1: Overview 2: Basic knowledge 3: Radiology 4: In the emergency department 5: In the clinic 6: In theatre 7: On the ward 8: Essential skills 9: Oral medicine 10: Emergencies 11: Commonly used drugs and dental materials 12: People with whom you will be working 13: Eponyms and maxillofacial syndromes
Luke Cascarini qualified in dentistry and medicine, and then trained in oral and maxillofacial surgery with a focus on head and neck cancer and reconstruction. He was appointed as consultant surgeon at North West London hospitals in 2010 and subsequently joined the head and neck team at Guy's Hospital in 2014. He has published over 40 papers in scientific journals, written several chapters for textbooks, and co-authored and edited multiple surgical textbooks. Clare Schilling studied medicine in London and discovered OMFS as a speciality during her pre-registration year. Fascinated by what she saw the maxillofacial team doing, she secured her first SHO job in maxillofacial surgery. After finishing her basic surgical training, she decided to take the plunge and went to study dentistry as a mature student and was delighted to find several like-minded medics along the way. Since qualifying in dentistry she has entered a Specialist Training program for OMFS and can honestly say that she hasn't looked back once. Ben Gurney trained at Edinburgh Medical School before completing his basic surgical training in the North East of England. It was during his second year of the BST that he was exposed to Oral and Maxillofacial Surgery whilst working in an intensive care unit, looking after head and neck cancer cases that had undergone major surgery. Ben was appointed as an OMFS SHO at Sunderland Royal Hospital where he had a wonderful year of training and a thorough introduction to OMFS. Having been inspired to pursue a career in OMFS, Ben completed a second undergraduate degree in dentistry at Kings College London, and he is now a specialty OMFS trainee with the London Deanery. Peter Brennan is a consultant Oral and Maxillofacial, Head and Neck Cancer Surgeon at Queen Alexandra Hospital, Portsmouth. He is also honorary Professor of Surgery. He has been a consultant for nine years and has clinical interests in the management of head and neck cancer, salivary gland disease, and microvascular free tissue transfer. In addition to a busy clinical practice, Peter is committed to research and education. He is currently the honorary editor of the British Journal of Oral and Maxillofacial Surgery, and is on the editorial board of other journals. Peter has recently been elected as the next chairman of the English College Court of Examiners for the MRCS examination - a first for a maxillofacial surgeon. He is an author on nearly 200 peer reviewed papers and supports trainees at all levels. He teaches worldwide, particularly in India on a regular basis.

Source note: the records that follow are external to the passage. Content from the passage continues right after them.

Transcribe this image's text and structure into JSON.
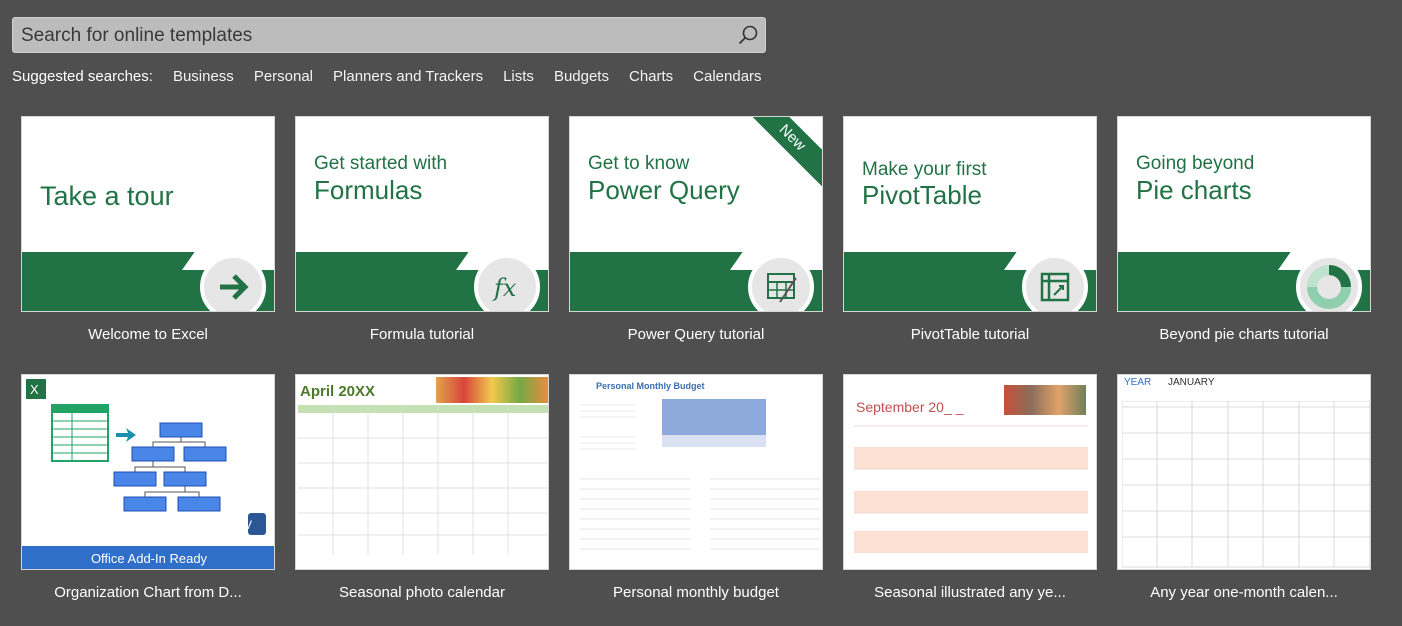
{
  "search": {
    "placeholder": "Search for online templates"
  },
  "suggested": {
    "label": "Suggested searches:",
    "links": [
      "Business",
      "Personal",
      "Planners and Trackers",
      "Lists",
      "Budgets",
      "Charts",
      "Calendars"
    ]
  },
  "templates": [
    {
      "caption": "Welcome to Excel",
      "line1": "",
      "line2": "Take a tour"
    },
    {
      "caption": "Formula tutorial",
      "line1": "Get started with",
      "line2": "Formulas"
    },
    {
      "caption": "Power Query tutorial",
      "line1": "Get to know",
      "line2": "Power Query",
      "badge": "New"
    },
    {
      "caption": "PivotTable tutorial",
      "line1": "Make your first",
      "line2": "PivotTable"
    },
    {
      "caption": "Beyond pie charts tutorial",
      "line1": "Going beyond",
      "line2": "Pie charts"
    },
    {
      "caption": "Organization Chart from D...",
      "banner": "Office Add-In Ready"
    },
    {
      "caption": "Seasonal photo calendar",
      "title": "April 20XX"
    },
    {
      "caption": "Personal monthly budget",
      "title": "Personal Monthly Budget"
    },
    {
      "caption": "Seasonal illustrated any ye...",
      "title": "September 20_ _"
    },
    {
      "caption": "Any year one-month calen...",
      "year_label": "YEAR",
      "month_label": "JANUARY"
    }
  ],
  "colors": {
    "accent": "#217346",
    "background": "#4f4f4f"
  }
}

Review from previous edition This handbook was an absolute
lifesaver. As a maxillofacial senior house officer - you are
completely out of your depth and this is perfect to carry around
with you! It has a clear and concise structure and you are able to

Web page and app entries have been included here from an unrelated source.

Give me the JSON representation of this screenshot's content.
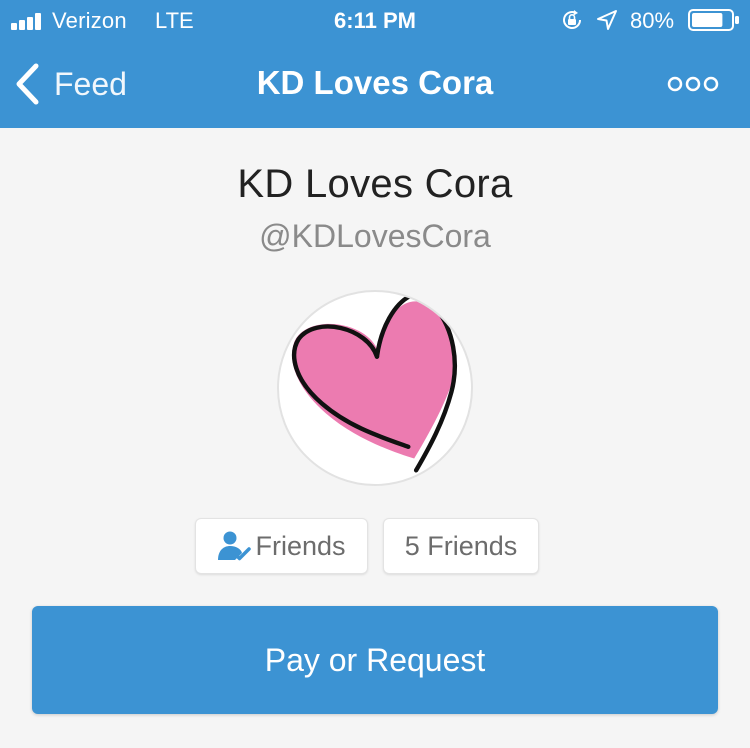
{
  "status_bar": {
    "carrier": "Verizon",
    "network": "LTE",
    "time": "6:11 PM",
    "battery_percent": "80%",
    "battery_level": 0.8,
    "icons": [
      "signal-icon",
      "orientation-lock-icon",
      "location-arrow-icon",
      "battery-icon"
    ]
  },
  "nav": {
    "back_label": "Feed",
    "title": "KD Loves Cora",
    "more_icon": "more-dots-icon"
  },
  "profile": {
    "name": "KD Loves Cora",
    "handle": "@KDLovesCora",
    "avatar_icon": "heart-icon"
  },
  "friends": {
    "status_label": "Friends",
    "status_icon": "friend-check-icon",
    "count_label": "5 Friends"
  },
  "actions": {
    "pay_request_label": "Pay or Request"
  },
  "colors": {
    "brand_blue": "#3c93d3",
    "background": "#f5f5f5",
    "heart_pink": "#ec7bb0"
  }
}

find what you are looking for even if you are rushed of your feet.
There a is a logical approach to anything that you will come across
in Oral and Maxillofacial Surgery - from working in Accident &
Emergency and dealing with the different injuries, to the ward and
clerking the patients. It will serve as your best friend and will
allow you to get the best clinical experience that you can from
your time in Oral and Maxillofacial Surgery. There is no other book
that will serve this purpose! * Amazon *
As one of the dominant specialties in the face, head and neck there is virtually no exposure to oral and maxillofacial surgery (OMFS) in the undergraduate medical curriculum. The Oxford Handbook of Oral and Maxillofacial Surgery fills this gap perfectly and distills the essentials of what is required of a junior doctor in OMFS. * Amazon *
For specialty trainees within OMFS the book would be an excellent companion * Anonymous *